# WHAT THIS TASK INVOLVES
Retrieve each line that contains the word "JSON" from the entries below.

====

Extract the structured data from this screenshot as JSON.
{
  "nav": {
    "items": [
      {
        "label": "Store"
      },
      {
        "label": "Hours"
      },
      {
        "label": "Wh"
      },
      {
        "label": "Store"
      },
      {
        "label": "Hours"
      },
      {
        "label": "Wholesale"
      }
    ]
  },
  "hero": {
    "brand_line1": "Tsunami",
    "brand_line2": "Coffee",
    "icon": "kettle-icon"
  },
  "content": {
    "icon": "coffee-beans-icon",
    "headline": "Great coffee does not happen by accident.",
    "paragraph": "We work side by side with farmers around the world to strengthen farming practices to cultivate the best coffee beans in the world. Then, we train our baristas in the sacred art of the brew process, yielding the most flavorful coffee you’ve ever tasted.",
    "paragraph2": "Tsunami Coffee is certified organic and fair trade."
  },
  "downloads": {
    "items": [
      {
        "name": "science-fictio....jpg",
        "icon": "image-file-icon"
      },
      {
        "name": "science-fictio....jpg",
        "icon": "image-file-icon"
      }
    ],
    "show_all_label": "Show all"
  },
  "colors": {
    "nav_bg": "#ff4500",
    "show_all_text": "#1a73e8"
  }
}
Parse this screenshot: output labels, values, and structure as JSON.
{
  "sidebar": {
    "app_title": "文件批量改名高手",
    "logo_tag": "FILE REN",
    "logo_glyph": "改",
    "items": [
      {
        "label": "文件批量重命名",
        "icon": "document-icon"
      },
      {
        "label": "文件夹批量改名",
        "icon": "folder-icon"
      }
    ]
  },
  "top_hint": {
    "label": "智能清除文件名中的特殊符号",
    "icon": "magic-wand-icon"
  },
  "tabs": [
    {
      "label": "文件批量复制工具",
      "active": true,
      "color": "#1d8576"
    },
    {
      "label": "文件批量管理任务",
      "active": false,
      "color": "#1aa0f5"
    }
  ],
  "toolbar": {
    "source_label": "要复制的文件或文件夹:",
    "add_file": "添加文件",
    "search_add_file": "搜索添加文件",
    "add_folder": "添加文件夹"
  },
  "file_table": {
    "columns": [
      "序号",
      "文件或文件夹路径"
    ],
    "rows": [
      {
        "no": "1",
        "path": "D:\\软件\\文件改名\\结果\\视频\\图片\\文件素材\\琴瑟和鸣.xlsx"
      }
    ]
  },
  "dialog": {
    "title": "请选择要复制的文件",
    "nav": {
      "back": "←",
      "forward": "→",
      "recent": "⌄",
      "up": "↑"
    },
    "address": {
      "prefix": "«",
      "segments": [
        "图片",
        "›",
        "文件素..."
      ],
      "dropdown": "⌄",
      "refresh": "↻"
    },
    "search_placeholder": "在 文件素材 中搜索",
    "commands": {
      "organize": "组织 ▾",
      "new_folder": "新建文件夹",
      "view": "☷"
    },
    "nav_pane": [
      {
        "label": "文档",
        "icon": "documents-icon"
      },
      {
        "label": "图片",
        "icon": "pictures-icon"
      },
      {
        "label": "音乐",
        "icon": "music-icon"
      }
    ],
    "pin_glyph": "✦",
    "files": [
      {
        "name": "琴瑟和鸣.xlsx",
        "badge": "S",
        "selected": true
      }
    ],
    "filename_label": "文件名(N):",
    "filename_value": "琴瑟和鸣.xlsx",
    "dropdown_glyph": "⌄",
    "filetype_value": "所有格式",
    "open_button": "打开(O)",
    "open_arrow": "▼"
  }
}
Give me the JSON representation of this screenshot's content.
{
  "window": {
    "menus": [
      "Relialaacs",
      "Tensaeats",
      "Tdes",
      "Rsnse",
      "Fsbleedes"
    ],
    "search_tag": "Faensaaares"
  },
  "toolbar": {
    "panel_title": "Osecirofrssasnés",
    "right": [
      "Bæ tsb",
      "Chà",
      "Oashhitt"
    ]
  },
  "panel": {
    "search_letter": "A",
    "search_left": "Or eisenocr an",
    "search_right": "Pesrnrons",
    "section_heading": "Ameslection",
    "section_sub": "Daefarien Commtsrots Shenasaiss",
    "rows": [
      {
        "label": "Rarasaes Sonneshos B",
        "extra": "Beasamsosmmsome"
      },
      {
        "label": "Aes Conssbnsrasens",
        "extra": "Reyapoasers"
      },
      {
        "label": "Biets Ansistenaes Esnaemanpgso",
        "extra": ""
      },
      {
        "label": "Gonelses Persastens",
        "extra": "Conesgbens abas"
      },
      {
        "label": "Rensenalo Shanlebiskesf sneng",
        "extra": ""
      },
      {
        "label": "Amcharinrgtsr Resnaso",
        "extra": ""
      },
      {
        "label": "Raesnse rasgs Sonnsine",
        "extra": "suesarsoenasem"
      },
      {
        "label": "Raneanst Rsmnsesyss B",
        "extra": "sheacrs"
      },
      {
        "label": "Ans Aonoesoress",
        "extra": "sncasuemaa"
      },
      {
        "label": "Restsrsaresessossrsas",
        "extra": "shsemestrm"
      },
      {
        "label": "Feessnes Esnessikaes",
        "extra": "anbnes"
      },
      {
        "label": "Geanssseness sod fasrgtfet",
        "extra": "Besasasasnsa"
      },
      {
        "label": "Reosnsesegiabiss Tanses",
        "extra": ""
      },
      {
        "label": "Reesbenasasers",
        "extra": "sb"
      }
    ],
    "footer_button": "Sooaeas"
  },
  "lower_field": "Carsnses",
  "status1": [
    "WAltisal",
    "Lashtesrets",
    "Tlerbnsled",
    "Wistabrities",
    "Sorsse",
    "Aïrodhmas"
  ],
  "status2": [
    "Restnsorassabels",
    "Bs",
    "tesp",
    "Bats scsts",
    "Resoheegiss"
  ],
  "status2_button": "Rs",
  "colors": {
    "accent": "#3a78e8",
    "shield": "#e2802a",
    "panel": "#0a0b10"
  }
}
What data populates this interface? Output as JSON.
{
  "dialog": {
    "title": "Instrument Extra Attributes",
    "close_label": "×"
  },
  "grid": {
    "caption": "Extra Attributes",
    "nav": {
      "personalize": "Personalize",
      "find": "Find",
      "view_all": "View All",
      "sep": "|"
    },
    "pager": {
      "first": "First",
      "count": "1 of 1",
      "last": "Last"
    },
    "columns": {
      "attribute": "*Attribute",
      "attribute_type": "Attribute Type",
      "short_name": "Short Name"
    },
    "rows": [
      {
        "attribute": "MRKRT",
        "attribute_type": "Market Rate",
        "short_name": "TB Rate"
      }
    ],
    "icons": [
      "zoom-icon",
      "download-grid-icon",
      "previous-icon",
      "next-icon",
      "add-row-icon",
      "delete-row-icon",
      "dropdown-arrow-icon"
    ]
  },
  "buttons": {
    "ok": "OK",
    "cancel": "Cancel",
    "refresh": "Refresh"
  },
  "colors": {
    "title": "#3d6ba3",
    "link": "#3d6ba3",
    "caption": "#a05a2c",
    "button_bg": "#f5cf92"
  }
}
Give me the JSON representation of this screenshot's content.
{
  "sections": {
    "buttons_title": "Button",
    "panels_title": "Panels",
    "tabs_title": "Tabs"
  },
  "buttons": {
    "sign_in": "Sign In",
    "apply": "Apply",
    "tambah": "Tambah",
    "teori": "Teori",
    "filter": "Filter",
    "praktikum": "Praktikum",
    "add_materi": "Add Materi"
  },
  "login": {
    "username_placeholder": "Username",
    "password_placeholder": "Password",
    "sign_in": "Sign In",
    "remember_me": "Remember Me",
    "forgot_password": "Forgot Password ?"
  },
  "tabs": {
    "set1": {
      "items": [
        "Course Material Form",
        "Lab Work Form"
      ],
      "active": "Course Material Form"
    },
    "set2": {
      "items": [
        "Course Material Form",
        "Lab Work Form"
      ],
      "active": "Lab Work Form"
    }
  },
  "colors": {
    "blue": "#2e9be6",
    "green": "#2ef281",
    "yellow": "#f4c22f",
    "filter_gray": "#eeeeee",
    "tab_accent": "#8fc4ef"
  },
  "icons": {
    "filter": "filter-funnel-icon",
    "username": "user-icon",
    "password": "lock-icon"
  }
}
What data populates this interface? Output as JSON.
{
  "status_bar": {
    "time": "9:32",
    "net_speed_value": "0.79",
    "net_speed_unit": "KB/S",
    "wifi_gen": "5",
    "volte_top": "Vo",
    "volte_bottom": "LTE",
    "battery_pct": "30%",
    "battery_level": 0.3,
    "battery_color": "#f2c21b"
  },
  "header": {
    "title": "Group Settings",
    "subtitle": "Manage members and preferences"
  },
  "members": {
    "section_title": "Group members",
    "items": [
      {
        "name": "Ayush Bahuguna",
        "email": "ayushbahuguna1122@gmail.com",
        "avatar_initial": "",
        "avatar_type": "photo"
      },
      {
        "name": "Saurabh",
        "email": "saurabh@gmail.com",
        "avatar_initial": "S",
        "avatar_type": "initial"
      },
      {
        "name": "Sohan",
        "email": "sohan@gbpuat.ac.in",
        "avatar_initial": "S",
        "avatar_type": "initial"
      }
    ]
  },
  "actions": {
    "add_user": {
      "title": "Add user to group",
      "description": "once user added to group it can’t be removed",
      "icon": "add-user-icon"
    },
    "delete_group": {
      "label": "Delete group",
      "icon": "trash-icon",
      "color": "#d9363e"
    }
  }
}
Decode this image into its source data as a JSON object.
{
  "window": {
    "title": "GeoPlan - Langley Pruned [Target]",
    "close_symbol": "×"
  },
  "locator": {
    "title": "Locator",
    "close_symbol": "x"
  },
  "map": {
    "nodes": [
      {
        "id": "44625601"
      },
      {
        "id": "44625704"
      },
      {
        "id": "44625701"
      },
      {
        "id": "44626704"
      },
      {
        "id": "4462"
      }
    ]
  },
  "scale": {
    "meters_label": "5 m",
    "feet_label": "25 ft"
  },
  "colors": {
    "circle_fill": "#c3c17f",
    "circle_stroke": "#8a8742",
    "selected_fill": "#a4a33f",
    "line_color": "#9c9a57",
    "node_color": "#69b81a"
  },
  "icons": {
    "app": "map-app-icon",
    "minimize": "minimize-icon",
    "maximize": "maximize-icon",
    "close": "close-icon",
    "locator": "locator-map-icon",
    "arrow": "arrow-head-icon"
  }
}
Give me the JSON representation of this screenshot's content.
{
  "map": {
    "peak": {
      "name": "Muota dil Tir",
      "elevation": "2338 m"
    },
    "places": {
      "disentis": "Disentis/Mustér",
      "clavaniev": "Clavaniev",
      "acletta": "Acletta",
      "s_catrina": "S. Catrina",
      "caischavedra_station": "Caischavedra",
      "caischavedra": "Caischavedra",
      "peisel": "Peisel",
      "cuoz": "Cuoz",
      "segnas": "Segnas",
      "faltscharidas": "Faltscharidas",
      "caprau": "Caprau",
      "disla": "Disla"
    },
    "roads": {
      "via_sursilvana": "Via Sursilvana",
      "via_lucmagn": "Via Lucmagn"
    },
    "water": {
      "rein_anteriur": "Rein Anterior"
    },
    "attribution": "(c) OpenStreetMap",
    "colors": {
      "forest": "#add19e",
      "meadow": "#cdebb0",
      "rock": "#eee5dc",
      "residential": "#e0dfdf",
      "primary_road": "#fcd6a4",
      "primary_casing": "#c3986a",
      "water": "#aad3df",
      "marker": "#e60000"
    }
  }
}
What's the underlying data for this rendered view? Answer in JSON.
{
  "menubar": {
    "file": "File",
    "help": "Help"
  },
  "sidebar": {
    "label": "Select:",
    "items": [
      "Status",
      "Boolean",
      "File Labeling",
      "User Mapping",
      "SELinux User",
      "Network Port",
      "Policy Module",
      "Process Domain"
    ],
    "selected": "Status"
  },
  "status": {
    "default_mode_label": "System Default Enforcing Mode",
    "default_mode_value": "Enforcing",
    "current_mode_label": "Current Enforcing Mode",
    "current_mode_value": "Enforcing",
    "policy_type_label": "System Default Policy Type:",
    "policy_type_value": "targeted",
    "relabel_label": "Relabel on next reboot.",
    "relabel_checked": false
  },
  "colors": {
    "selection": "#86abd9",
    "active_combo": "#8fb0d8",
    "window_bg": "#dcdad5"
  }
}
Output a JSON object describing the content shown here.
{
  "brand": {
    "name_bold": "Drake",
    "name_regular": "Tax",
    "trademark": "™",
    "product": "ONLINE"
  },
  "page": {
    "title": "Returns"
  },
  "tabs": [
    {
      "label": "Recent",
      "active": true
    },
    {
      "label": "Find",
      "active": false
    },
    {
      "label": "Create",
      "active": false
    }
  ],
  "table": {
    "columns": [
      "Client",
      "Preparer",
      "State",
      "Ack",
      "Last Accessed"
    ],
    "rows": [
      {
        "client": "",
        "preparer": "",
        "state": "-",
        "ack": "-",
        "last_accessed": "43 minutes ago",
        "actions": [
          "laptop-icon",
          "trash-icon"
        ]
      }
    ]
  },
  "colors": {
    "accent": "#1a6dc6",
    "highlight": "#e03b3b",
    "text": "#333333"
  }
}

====

# SOLVED EXERCISE
Extract the structured data from this screenshot as JSON.
Parse this screenshot: output labels, values, and structure as JSON.
Give me the JSON representation of this screenshot's content.
What data populates this interface? Output as JSON.
Give me the JSON representation of this screenshot's content.
What data populates this interface? Output as JSON.
Decode this image into its source data as a JSON object.
Give me the JSON representation of this screenshot's content.
What's the underlying data for this rendered view? Answer in JSON.
Output a JSON object describing the content shown here.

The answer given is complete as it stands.